_EXERCISE:_ In the records that come next, find every line with "this". Return those lines.

_Records from a dataset:_

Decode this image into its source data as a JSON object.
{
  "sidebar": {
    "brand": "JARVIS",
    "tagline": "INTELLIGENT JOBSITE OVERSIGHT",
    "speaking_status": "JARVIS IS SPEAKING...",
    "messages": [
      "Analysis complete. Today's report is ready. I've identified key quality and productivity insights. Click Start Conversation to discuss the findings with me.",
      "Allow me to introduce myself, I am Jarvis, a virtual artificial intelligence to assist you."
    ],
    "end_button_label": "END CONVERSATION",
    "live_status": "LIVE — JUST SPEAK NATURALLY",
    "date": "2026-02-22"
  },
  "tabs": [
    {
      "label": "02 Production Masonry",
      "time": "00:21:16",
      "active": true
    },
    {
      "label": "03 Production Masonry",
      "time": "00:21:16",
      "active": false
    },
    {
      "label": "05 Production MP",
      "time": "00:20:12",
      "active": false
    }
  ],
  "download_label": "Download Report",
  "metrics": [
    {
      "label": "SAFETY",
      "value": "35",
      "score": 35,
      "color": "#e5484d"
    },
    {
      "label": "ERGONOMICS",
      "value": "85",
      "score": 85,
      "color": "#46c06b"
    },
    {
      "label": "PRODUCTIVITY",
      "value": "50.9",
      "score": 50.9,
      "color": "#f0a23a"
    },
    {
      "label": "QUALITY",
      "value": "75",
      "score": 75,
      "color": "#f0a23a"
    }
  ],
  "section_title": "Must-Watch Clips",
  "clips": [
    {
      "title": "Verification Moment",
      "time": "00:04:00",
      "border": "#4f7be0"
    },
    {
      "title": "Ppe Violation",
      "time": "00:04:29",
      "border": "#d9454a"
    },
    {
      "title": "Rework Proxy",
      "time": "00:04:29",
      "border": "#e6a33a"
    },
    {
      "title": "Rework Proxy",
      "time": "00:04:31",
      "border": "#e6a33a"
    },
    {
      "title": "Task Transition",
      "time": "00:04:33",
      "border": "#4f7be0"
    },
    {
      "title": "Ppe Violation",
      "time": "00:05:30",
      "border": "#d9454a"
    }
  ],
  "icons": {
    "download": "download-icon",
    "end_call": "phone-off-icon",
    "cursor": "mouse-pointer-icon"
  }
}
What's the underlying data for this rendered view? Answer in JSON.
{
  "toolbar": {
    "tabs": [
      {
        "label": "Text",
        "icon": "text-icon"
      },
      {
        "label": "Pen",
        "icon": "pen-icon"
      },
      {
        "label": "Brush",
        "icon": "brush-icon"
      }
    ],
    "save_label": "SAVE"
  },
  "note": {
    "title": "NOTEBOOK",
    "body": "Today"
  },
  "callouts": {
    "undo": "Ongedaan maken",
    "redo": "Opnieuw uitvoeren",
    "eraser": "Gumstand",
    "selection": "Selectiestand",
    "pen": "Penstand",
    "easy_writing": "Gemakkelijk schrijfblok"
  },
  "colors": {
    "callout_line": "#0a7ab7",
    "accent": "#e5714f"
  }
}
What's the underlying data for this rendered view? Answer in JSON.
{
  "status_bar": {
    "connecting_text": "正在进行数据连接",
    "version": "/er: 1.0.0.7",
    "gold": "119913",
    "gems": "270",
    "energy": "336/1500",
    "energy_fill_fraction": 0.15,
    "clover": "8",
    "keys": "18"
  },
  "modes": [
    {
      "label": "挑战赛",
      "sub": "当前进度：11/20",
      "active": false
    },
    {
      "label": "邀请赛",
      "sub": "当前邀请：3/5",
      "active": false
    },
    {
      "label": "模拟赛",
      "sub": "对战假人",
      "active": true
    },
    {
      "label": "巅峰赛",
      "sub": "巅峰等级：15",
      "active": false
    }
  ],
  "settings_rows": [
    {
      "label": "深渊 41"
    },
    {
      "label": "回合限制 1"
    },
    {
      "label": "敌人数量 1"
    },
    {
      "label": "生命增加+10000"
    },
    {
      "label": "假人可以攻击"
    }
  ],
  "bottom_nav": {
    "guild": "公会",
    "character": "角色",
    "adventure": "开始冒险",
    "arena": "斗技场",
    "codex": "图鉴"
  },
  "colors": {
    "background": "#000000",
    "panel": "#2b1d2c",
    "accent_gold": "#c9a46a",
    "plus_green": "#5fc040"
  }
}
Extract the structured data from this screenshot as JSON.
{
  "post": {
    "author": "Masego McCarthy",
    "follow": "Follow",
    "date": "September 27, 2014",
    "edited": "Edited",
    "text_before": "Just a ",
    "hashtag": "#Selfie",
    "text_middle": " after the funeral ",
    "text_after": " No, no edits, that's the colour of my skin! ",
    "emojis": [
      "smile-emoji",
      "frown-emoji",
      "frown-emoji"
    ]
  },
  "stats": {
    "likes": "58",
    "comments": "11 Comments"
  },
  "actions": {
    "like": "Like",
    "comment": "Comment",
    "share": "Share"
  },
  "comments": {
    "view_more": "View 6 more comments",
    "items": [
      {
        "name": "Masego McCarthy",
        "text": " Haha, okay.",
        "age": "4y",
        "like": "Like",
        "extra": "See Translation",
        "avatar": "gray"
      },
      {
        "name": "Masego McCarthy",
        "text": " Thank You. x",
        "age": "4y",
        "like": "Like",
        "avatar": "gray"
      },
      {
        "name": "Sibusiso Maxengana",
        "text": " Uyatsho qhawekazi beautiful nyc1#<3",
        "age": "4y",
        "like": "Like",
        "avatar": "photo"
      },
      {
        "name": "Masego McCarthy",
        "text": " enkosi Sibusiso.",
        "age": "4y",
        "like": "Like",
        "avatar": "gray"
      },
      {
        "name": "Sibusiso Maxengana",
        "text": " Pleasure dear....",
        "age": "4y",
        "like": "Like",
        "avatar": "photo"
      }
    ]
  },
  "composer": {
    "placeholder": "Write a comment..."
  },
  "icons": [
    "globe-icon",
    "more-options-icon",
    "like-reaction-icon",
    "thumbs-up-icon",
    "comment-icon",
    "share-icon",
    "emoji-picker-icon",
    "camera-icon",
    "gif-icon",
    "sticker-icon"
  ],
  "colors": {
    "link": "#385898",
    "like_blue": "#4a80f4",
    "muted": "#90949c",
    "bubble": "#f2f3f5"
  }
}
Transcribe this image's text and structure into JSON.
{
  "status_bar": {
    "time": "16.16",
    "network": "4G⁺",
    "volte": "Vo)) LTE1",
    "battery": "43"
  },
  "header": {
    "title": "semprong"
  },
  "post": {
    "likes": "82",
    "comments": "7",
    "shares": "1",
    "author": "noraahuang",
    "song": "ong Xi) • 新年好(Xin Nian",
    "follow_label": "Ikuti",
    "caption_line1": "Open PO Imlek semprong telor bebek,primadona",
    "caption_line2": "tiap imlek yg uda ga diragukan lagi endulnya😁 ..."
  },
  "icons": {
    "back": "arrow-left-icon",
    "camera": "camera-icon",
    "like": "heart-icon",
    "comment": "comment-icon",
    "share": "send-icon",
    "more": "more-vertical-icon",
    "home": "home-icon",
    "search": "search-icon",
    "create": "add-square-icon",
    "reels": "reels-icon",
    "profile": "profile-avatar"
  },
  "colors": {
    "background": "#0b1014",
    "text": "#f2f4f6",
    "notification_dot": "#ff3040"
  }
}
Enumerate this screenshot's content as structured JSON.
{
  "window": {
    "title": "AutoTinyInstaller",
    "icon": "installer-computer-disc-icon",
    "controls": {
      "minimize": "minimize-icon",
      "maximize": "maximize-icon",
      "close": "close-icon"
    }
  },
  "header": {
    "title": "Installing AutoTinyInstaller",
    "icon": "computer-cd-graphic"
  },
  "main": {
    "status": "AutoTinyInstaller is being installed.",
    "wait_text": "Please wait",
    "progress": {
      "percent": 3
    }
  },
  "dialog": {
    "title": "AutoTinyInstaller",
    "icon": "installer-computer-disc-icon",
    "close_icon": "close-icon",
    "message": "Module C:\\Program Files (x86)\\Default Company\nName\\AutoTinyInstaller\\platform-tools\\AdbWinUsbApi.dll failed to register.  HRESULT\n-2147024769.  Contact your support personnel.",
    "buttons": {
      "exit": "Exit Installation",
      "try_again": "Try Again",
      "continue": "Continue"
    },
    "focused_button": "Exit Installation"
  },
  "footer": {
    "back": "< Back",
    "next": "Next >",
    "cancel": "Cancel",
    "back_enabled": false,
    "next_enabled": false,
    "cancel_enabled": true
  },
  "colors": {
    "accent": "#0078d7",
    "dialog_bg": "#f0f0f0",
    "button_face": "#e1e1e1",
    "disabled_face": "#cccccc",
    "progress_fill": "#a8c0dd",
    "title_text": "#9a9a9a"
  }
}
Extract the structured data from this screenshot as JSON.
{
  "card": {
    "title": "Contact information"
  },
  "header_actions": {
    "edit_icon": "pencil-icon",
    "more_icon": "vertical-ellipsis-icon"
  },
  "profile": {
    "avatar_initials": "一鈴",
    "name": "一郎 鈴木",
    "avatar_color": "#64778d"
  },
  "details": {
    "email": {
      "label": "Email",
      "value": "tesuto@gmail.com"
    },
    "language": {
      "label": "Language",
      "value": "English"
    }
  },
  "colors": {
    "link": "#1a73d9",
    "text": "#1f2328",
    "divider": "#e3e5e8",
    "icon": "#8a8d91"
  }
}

_WRITTEN SOLUTION:_
Decode this image into its source data as a JSON object.
What's the underlying data for this rendered view? Answer in JSON.
What's the underlying data for this rendered view? Answer in JSON.
Extract the structured data from this screenshot as JSON.
Transcribe this image's text and structure into JSON.
Enumerate this screenshot's content as structured JSON.
Extract the structured data from this screenshot as JSON.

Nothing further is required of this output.